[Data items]

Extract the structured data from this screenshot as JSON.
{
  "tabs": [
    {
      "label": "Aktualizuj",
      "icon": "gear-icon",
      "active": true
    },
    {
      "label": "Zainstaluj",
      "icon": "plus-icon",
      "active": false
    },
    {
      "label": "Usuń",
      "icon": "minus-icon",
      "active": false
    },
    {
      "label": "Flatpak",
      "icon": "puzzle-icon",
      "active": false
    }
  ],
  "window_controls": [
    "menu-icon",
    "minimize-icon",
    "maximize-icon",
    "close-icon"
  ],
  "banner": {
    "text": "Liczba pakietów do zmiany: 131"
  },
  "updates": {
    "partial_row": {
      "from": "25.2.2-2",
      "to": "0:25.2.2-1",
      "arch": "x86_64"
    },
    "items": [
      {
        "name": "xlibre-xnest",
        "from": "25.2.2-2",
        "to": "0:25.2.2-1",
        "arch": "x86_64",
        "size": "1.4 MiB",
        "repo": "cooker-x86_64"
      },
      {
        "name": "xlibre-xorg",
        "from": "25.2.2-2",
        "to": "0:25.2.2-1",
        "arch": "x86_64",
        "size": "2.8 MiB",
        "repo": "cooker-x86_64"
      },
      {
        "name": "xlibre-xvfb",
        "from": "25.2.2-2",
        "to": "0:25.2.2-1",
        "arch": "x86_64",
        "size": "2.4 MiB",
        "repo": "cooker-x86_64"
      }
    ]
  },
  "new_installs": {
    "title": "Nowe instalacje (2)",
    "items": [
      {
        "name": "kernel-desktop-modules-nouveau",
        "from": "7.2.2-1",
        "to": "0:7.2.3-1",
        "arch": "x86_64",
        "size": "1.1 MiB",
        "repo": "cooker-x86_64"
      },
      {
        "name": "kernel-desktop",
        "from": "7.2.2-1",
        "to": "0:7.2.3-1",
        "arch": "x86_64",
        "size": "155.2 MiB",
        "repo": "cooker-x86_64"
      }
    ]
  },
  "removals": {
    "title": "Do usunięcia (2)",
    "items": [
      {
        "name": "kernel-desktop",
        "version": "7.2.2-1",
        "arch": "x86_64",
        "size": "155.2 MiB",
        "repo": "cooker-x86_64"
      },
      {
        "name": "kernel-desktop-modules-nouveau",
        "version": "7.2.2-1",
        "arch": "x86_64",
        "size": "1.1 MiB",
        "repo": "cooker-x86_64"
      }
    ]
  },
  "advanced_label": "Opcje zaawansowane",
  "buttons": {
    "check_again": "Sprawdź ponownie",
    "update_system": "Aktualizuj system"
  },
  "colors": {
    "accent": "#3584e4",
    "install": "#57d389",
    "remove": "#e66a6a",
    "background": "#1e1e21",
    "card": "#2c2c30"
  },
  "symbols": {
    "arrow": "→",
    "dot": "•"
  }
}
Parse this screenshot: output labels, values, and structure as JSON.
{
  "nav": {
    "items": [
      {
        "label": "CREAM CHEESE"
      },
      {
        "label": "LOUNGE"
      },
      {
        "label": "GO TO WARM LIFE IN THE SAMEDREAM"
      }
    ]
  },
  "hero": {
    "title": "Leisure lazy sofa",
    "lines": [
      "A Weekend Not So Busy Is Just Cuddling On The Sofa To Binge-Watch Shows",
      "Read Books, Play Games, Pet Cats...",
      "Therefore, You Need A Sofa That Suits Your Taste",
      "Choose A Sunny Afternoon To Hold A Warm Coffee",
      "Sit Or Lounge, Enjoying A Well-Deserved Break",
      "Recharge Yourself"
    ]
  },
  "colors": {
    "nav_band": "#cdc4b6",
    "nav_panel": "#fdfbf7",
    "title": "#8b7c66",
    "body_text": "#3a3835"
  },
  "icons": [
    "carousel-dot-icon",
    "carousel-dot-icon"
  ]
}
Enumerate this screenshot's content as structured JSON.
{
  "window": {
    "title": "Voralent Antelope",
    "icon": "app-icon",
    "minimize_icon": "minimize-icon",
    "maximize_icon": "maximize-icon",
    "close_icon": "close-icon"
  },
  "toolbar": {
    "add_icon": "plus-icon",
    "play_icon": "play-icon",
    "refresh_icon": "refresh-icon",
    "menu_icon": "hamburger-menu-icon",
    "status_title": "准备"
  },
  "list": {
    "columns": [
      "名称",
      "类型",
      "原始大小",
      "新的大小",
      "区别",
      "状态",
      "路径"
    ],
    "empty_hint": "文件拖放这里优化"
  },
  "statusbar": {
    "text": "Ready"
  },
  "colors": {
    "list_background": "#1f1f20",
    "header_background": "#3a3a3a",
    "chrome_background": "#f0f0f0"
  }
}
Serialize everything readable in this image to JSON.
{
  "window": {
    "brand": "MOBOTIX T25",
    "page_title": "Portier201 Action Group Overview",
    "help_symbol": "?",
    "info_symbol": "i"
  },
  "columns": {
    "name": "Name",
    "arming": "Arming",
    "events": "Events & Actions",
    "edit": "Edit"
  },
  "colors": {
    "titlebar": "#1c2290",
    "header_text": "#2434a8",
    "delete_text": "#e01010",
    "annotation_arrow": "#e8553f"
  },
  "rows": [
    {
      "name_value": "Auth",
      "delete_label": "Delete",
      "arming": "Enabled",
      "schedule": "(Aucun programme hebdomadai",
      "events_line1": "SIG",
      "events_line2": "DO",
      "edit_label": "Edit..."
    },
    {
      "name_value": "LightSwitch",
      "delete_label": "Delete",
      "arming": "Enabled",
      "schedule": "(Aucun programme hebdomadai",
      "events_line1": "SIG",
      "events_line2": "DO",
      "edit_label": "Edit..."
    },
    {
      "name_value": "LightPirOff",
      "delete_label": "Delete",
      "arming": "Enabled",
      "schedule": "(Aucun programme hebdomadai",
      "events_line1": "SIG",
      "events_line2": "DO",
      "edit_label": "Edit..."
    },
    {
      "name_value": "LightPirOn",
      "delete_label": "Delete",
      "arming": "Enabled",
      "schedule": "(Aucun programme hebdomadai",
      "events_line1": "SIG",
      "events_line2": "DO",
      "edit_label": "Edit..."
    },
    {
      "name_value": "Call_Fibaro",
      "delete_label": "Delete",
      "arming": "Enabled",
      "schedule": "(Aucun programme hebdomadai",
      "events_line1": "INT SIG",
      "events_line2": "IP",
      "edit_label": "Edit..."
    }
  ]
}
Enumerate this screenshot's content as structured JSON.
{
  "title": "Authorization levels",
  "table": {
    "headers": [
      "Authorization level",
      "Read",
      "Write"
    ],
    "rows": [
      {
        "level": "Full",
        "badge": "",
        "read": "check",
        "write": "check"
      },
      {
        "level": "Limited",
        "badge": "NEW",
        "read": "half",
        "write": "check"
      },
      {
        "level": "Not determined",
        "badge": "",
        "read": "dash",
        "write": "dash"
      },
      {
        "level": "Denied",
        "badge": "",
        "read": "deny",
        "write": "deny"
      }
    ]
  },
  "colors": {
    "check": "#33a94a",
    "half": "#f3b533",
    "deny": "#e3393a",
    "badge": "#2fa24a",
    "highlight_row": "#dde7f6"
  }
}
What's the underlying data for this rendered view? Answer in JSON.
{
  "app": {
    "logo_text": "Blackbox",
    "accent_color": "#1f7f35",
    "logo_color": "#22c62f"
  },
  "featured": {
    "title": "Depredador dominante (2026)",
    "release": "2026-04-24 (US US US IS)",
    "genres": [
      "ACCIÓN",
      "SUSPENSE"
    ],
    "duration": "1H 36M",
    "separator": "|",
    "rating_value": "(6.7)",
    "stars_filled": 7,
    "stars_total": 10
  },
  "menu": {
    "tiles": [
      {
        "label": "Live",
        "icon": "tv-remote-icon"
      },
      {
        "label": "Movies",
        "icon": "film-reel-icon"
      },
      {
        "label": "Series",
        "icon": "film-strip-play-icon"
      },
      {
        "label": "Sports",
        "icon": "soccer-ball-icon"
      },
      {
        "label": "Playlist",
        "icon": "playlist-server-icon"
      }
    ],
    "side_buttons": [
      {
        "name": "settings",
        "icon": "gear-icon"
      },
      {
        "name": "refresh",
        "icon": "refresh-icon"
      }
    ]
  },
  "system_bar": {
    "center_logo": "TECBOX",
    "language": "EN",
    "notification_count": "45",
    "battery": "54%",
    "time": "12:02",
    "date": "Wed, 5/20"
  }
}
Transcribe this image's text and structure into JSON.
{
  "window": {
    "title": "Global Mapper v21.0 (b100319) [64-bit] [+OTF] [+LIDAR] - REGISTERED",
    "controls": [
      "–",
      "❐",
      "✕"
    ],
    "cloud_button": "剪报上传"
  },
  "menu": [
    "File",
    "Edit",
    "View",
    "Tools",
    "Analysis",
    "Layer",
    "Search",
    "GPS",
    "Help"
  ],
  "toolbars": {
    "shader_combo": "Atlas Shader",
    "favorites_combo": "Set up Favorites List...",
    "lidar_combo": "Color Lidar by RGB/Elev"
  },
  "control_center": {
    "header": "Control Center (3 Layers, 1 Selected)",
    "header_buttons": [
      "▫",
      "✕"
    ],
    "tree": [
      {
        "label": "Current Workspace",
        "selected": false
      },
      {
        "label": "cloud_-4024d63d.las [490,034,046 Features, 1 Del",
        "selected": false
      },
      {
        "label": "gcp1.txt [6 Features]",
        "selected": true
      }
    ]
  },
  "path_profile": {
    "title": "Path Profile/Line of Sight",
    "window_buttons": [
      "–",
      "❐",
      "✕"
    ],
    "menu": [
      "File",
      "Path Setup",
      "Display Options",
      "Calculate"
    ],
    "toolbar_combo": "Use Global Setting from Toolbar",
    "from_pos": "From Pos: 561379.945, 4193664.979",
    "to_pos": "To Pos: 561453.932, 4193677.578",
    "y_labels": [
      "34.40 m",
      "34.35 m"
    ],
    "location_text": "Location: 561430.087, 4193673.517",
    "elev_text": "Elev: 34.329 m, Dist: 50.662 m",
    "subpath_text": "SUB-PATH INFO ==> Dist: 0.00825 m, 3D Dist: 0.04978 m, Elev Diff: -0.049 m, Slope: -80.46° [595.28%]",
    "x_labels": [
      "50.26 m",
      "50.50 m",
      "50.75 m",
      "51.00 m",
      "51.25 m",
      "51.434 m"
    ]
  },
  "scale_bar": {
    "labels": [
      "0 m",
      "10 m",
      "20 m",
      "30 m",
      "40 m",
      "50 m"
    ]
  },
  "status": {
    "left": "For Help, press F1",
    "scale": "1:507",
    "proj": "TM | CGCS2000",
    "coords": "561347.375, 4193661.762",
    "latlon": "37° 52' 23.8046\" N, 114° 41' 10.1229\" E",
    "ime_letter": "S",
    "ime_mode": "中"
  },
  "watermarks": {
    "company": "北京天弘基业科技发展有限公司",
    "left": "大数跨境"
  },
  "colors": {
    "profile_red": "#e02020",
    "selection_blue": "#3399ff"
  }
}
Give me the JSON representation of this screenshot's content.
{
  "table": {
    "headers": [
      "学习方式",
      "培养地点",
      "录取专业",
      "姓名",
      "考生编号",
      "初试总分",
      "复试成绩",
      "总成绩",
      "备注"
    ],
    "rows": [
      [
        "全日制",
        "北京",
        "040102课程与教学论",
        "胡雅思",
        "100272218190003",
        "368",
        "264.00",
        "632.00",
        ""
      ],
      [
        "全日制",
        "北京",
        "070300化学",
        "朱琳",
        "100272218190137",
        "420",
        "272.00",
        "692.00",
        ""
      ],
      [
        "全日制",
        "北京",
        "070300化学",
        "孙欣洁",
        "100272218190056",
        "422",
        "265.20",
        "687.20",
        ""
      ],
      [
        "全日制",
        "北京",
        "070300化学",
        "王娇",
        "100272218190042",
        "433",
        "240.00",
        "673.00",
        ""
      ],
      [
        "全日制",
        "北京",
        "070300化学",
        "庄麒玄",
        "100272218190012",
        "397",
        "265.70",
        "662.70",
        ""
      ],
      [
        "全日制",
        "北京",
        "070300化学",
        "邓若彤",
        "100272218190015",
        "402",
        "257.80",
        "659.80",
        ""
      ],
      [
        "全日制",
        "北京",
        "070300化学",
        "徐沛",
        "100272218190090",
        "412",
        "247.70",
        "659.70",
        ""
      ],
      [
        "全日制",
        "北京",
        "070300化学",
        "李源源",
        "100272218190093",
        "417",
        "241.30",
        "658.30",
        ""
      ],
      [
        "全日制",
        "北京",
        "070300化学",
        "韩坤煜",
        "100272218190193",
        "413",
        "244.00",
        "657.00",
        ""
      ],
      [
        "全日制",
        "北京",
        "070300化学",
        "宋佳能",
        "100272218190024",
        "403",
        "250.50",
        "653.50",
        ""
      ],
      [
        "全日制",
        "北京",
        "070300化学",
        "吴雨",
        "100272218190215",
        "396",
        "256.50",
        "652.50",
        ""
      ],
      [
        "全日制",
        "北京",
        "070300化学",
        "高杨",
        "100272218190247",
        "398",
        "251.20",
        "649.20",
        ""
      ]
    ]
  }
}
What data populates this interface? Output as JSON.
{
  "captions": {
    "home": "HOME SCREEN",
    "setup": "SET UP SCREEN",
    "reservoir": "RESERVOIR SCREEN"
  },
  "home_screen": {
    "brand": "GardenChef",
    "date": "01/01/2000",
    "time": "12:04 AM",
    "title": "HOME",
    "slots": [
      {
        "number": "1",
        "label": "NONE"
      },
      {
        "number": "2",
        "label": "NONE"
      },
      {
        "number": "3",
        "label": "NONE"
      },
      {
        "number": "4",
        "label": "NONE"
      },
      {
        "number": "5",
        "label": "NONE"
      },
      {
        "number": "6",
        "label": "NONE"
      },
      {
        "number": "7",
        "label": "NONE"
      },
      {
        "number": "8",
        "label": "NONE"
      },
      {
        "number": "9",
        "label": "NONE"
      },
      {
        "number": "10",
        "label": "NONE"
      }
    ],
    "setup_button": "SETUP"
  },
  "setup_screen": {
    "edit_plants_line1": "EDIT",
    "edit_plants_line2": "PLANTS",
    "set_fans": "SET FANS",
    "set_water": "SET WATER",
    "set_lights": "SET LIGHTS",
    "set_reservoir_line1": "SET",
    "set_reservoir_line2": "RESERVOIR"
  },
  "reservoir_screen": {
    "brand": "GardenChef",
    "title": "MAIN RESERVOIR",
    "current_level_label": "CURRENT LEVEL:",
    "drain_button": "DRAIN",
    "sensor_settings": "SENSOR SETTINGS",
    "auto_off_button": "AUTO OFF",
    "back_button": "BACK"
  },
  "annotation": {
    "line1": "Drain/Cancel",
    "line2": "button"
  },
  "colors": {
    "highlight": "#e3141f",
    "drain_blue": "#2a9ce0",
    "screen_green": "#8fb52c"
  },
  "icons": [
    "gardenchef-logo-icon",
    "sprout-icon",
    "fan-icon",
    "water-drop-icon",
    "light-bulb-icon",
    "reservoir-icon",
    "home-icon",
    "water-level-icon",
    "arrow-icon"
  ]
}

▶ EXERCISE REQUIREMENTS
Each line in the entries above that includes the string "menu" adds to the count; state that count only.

▶ TASK RESPONSE
5